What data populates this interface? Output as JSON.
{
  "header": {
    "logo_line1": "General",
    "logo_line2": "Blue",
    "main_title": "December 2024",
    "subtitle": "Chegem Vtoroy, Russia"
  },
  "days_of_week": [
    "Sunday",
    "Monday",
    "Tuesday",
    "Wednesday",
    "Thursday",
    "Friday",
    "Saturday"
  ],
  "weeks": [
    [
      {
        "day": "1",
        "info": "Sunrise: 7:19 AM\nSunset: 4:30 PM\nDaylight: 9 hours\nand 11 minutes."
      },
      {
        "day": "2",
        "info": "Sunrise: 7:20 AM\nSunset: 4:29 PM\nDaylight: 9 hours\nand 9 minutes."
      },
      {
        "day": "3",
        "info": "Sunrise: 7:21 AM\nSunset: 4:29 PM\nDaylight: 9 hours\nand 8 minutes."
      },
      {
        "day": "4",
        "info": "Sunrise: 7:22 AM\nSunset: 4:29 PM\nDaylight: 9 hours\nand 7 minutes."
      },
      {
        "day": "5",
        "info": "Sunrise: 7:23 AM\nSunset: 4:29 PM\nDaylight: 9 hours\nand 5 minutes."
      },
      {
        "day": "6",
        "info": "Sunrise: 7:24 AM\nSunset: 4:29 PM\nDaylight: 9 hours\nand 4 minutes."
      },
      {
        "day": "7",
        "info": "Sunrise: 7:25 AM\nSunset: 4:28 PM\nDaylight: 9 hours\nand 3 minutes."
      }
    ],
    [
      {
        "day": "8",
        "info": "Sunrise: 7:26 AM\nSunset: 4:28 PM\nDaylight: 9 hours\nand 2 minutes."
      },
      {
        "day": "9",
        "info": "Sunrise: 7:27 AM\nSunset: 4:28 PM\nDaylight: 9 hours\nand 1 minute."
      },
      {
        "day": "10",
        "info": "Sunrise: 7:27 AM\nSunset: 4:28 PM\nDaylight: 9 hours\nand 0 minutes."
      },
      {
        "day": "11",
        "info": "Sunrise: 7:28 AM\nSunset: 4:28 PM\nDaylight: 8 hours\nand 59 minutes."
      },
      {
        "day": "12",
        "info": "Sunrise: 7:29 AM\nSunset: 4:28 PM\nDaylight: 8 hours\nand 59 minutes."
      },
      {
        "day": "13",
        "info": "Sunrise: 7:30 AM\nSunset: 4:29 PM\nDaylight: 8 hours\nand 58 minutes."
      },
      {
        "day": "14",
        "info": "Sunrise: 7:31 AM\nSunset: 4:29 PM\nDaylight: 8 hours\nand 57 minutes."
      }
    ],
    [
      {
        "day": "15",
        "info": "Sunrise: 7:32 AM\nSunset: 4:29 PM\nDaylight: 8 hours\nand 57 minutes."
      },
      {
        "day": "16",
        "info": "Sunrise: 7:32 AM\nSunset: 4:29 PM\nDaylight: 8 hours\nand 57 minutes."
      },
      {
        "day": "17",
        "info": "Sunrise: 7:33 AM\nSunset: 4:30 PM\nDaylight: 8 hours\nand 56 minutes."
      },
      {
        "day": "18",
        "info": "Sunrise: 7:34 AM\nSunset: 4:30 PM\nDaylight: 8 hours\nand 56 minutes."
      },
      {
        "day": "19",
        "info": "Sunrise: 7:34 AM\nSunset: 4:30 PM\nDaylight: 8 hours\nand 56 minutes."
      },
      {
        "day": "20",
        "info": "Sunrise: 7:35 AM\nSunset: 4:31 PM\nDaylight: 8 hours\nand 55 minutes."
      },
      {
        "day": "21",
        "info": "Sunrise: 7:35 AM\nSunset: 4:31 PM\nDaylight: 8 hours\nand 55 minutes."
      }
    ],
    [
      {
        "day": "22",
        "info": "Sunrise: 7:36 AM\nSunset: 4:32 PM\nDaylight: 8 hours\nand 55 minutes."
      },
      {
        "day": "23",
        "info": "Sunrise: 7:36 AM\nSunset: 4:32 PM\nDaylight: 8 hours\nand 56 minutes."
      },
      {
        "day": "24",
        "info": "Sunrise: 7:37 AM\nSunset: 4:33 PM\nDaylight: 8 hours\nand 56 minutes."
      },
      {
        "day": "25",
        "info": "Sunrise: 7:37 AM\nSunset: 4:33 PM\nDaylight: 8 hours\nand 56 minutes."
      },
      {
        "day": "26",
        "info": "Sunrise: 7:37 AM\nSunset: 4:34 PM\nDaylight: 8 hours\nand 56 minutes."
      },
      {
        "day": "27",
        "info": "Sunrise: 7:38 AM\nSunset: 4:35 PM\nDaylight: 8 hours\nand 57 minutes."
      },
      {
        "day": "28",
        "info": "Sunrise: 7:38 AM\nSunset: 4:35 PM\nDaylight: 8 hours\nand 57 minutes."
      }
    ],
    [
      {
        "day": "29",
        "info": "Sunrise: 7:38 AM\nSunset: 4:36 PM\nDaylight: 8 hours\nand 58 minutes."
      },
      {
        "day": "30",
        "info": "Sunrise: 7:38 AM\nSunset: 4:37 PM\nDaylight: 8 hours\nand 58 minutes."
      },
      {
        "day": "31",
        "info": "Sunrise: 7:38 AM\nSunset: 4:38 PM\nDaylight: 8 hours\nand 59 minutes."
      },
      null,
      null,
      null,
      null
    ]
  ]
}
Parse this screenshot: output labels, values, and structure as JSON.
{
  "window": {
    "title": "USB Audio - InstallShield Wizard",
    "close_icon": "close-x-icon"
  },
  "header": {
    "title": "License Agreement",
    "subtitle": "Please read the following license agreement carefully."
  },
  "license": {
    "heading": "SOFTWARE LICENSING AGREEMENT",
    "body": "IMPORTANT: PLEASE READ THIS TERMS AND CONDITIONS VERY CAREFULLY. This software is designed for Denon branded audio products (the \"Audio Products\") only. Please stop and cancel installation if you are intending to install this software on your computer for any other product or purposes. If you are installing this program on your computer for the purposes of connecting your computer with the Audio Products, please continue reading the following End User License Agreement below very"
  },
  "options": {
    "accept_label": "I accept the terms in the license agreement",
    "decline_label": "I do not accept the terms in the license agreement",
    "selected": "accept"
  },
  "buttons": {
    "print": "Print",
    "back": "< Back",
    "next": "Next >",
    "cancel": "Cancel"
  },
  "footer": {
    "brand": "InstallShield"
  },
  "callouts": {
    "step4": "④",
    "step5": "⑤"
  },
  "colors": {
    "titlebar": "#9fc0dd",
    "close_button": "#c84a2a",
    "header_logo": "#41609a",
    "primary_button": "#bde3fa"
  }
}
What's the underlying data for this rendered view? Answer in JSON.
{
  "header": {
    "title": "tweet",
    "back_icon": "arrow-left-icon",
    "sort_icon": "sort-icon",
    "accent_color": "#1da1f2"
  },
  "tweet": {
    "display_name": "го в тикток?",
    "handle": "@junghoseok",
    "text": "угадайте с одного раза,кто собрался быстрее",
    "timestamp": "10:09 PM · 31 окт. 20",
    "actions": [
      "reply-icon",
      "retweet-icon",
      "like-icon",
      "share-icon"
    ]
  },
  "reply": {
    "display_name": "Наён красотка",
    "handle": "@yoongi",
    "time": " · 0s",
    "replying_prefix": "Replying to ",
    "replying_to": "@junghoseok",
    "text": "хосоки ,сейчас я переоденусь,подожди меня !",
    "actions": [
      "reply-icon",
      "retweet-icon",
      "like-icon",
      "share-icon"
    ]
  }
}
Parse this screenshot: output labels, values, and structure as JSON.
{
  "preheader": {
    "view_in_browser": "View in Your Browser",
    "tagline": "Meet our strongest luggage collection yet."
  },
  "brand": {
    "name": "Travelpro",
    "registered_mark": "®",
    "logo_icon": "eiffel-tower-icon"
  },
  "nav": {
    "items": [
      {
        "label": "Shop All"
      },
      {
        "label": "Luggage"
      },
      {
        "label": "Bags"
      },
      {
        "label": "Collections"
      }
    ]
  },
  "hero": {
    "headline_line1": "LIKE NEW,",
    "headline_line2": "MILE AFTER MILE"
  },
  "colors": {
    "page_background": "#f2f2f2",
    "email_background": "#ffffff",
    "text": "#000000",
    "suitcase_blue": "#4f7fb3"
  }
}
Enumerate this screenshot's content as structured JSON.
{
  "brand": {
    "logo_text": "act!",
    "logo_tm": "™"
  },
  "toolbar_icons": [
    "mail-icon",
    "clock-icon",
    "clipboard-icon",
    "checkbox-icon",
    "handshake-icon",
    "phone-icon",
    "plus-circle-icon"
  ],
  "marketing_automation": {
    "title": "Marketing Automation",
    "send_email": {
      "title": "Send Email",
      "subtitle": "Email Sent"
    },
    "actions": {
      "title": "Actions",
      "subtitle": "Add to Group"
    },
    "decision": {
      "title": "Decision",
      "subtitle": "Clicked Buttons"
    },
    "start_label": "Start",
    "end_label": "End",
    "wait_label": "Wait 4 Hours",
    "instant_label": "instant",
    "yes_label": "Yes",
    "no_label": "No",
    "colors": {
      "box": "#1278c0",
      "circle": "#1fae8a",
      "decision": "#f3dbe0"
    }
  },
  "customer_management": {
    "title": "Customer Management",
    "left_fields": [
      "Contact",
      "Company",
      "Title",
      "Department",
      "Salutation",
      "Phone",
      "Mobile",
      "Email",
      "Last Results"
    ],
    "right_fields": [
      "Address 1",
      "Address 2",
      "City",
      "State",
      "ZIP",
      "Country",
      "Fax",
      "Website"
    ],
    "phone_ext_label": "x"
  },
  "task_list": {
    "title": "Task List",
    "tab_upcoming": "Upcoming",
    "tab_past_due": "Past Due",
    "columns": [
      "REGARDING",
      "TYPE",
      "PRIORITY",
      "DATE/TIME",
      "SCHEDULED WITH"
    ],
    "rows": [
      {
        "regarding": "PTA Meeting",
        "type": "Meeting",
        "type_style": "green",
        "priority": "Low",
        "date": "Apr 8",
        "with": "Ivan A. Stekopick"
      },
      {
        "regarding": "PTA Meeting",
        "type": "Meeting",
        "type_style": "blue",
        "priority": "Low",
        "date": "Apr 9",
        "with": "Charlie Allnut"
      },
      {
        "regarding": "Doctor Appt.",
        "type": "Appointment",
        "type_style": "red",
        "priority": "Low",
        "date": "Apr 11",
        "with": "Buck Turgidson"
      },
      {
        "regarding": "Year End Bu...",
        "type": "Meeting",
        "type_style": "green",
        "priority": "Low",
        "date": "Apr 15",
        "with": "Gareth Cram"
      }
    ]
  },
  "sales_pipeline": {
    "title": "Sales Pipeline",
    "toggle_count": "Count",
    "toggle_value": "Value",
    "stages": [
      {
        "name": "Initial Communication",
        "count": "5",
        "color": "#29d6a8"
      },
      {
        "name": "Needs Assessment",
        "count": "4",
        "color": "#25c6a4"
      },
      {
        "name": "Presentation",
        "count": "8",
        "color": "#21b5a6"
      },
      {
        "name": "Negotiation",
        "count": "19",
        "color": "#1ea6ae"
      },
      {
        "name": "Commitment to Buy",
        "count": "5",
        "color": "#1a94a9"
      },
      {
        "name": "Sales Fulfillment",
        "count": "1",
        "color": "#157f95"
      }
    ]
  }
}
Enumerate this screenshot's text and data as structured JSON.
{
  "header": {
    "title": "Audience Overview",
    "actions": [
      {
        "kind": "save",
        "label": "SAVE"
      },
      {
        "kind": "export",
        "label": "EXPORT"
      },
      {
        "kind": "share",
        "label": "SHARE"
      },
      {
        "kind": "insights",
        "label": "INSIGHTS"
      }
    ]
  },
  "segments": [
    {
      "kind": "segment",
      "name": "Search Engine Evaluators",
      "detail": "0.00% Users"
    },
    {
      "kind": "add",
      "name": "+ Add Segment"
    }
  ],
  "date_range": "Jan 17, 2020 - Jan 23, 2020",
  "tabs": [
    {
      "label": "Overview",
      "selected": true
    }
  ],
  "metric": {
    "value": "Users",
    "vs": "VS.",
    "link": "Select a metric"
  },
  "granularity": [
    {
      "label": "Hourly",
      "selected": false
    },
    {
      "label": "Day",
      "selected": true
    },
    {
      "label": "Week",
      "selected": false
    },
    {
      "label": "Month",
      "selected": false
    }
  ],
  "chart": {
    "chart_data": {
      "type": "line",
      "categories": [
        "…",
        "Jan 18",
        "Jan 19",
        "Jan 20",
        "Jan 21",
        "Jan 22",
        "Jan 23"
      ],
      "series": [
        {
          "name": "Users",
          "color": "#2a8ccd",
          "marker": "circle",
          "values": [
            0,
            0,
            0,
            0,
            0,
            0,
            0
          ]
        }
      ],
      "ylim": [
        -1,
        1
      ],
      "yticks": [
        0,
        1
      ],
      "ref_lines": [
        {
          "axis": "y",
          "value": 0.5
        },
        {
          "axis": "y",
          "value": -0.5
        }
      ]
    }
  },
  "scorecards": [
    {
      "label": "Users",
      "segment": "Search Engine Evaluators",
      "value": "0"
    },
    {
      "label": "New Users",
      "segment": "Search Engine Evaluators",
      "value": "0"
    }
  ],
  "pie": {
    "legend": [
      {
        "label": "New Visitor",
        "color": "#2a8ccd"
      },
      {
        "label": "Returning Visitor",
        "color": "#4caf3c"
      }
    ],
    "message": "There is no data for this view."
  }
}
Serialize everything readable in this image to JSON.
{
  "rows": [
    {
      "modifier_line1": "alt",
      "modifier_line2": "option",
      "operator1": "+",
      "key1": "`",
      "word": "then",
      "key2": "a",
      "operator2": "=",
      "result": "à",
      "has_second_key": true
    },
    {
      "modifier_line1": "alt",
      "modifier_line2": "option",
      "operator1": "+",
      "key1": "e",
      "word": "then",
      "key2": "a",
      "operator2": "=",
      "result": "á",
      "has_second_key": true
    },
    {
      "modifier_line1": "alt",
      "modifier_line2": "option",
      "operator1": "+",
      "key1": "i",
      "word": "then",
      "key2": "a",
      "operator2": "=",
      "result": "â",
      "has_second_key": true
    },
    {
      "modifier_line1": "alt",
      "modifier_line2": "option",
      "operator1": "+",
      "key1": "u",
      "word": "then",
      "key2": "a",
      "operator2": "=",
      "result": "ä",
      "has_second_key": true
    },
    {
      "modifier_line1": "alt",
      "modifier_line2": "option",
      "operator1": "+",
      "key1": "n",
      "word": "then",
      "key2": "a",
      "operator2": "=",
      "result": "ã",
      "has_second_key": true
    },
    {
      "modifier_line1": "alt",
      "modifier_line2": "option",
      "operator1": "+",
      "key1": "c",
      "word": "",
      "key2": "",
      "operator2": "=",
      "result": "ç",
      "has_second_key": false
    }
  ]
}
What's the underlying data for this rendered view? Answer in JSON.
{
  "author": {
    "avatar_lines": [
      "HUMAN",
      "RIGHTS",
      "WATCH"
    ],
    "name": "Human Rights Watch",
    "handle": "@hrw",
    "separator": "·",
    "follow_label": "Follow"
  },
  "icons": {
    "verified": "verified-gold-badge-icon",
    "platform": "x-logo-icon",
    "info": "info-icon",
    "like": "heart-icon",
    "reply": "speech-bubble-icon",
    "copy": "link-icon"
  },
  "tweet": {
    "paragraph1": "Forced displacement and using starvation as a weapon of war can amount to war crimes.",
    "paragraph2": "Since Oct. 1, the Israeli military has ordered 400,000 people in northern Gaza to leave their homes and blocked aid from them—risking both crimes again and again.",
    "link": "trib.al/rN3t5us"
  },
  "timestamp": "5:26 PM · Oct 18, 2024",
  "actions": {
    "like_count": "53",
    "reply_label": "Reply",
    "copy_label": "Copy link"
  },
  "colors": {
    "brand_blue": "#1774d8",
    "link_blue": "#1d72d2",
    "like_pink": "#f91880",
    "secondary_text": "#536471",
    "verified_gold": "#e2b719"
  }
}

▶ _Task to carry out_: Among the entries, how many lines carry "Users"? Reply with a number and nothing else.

▶ _Response_: 5